Slavic Languages and Literatures
The Department of Slavic Languages and Literatures gives students the opportunity to learn Russian and other Slavic languages and to study Slavic literatures. It offers a sequence of Russian language courses as well as courses on Russian literature, culture, film, and drama, some conducted in Russian, others in English. Russian majors may tailor their studies to their other interests, such as history, comparative literature, or area studies. Students interested in Slavic linguistics or in a Slavic language or literature other than Russian can design their own programs under faculty supervision.
The Slavic department offers literature courses in translation that introduce students to masterpieces of Russian literature and to major issues and figures in Russian culture. All first-year students are eligible to take the survey courses described below, which count toward the major in either Russian or Russian and East European Studies. Seminars on specific topics or authors in translation are open to students in any field.
- RUSS 250, introduces major texts of the nineteenth-century Russian literary tradition, including works by Pushkin, Gogol, Lermontov, Turgenev, Dostoevsky, Tolstoy, and Chekhov.
- RUSS 253, introduces major texts of the twentieth-century Russian literary tradition, including works by Chekhov, Bely, Babel, Akhmatova, Bulgakov, Pasternak, and Pelevin.

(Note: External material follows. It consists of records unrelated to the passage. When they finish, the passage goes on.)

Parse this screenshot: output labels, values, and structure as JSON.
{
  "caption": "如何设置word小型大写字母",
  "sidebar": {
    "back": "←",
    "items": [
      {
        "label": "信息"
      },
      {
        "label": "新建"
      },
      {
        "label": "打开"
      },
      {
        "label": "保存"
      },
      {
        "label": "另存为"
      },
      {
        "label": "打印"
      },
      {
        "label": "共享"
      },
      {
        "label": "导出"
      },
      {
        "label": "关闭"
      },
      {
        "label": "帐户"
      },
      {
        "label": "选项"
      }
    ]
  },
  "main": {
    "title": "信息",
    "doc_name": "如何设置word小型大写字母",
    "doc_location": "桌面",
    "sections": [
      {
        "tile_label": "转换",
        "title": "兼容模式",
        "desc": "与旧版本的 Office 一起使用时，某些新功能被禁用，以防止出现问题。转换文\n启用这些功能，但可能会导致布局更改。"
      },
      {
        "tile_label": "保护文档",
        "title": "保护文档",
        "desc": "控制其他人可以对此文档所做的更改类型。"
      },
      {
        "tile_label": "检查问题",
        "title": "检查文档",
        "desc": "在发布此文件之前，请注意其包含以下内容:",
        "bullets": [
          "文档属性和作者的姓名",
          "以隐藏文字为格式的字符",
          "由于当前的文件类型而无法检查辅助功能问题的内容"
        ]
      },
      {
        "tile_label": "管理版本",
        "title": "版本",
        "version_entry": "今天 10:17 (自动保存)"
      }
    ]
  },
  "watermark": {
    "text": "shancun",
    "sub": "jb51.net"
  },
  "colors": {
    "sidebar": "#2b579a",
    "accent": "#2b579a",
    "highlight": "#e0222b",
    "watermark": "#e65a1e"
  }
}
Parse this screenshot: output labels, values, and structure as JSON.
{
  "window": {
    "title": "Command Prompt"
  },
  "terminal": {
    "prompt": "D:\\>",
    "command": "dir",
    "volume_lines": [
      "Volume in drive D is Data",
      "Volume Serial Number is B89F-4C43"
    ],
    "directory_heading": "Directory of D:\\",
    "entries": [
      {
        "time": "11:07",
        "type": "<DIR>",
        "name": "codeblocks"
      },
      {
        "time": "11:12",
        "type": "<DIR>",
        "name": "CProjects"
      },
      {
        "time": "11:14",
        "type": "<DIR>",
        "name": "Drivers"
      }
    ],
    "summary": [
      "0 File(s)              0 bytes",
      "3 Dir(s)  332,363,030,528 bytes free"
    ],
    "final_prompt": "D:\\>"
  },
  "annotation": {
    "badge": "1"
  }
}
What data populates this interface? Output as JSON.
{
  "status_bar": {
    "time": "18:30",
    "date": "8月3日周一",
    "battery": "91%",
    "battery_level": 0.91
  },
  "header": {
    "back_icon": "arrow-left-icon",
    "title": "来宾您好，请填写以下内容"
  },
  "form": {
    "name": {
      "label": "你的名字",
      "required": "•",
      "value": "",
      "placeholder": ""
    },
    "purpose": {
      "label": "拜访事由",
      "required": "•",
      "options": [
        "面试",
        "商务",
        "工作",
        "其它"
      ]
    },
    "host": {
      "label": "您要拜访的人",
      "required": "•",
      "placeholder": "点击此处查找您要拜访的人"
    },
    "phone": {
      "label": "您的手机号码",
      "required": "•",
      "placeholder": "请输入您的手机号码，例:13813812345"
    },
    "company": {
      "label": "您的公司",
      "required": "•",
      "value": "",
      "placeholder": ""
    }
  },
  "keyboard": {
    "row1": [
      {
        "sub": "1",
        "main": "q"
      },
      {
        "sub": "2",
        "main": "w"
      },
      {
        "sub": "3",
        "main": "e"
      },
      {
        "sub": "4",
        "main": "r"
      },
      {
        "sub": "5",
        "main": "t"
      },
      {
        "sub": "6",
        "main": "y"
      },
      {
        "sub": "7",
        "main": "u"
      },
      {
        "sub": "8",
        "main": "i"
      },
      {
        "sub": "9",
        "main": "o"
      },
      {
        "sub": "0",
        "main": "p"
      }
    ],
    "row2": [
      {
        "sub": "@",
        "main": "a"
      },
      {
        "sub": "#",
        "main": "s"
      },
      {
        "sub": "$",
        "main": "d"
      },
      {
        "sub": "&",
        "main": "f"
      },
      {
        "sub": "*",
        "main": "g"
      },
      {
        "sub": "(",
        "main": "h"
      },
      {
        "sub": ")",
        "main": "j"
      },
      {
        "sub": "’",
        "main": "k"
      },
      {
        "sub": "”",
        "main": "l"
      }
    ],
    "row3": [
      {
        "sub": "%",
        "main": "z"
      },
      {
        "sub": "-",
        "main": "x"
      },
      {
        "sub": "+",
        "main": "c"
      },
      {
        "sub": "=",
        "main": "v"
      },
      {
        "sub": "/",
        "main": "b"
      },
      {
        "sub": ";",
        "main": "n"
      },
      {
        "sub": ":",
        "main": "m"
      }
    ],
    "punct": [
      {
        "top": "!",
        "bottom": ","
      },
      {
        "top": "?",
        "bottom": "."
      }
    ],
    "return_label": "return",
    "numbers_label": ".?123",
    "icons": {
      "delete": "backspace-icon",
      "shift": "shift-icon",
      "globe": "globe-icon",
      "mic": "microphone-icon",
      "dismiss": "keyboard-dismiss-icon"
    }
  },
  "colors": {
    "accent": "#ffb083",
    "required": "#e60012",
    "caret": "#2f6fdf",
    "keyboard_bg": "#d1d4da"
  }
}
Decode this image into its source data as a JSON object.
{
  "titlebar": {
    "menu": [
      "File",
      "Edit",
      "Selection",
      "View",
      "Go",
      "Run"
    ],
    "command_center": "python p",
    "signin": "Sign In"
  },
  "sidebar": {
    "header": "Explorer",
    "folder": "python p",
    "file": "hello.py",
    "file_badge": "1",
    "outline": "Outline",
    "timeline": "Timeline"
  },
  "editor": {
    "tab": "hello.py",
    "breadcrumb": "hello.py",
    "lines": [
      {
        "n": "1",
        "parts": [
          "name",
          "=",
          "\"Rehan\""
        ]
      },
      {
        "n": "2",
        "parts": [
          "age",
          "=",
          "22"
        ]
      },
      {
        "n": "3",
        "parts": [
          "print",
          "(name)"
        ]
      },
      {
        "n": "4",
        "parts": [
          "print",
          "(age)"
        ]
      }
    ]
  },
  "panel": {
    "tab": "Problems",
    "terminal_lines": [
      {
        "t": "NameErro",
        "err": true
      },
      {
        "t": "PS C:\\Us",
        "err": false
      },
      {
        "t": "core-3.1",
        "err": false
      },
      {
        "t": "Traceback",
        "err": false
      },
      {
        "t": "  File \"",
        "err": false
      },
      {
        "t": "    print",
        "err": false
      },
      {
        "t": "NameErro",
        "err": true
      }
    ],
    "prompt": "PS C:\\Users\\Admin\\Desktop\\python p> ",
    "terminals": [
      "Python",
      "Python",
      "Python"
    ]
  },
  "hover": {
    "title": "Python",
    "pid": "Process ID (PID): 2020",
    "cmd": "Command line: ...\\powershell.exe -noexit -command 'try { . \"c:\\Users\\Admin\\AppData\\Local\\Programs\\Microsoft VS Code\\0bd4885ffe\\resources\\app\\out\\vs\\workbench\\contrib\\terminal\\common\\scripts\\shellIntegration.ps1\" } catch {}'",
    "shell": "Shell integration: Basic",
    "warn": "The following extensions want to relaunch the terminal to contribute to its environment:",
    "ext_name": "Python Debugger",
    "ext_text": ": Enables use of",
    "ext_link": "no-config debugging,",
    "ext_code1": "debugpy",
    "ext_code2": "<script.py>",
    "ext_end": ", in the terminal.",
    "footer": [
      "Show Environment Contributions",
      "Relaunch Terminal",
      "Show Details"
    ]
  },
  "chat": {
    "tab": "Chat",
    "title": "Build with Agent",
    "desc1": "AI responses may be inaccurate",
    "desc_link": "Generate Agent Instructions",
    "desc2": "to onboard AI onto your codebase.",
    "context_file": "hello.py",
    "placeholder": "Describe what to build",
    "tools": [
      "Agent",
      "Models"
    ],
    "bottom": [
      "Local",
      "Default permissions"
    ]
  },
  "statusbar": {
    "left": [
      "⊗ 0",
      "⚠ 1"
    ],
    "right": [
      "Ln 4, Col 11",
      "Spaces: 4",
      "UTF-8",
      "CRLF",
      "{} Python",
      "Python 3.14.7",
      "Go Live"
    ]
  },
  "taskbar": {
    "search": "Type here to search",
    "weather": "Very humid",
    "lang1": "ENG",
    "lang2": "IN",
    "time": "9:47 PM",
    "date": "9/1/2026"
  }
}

- RUSS 254, is a lecture course with close textual analysis of major novels by two of Russia’s greatest authors.
Students considering a Russian major should begin language study as soon as possible, preferably in the first year. Beginners take RUSS 110 and RUSS 120, or RUSS 125 and RUSS 145. Sophomores with no previous Russian language experience must take RUSS 125 and RUSS 145 or a summer intensive course in order to complete the requirements for the major by the end of their senior year.
The department encourages students to study abroad, ideally in their junior year, in order to achieve fluency in the language and familiarity with the culture of a foreign country.
Students who have previously studied Russian formally or informally are required to take the Russian placement exam. This exam will help determine which Russian course best fits each student’s background. Contact the language coordinator, Irina Dolgova, for information about placement and preregistration. She may be reached via e-mail at firstname.lastname@example.org or by telephone at 203-432-1307. Entering first-years who have some knowledge of Czech or Polish should contact Krystyna Illakowicz at email@example.com (Polish) or Karen von Kunes at firstname.lastname@example.org (Czech) to arrange to take a placement examination. An orientation meeting will be held at the Academic Fair on Tuesday, August 29.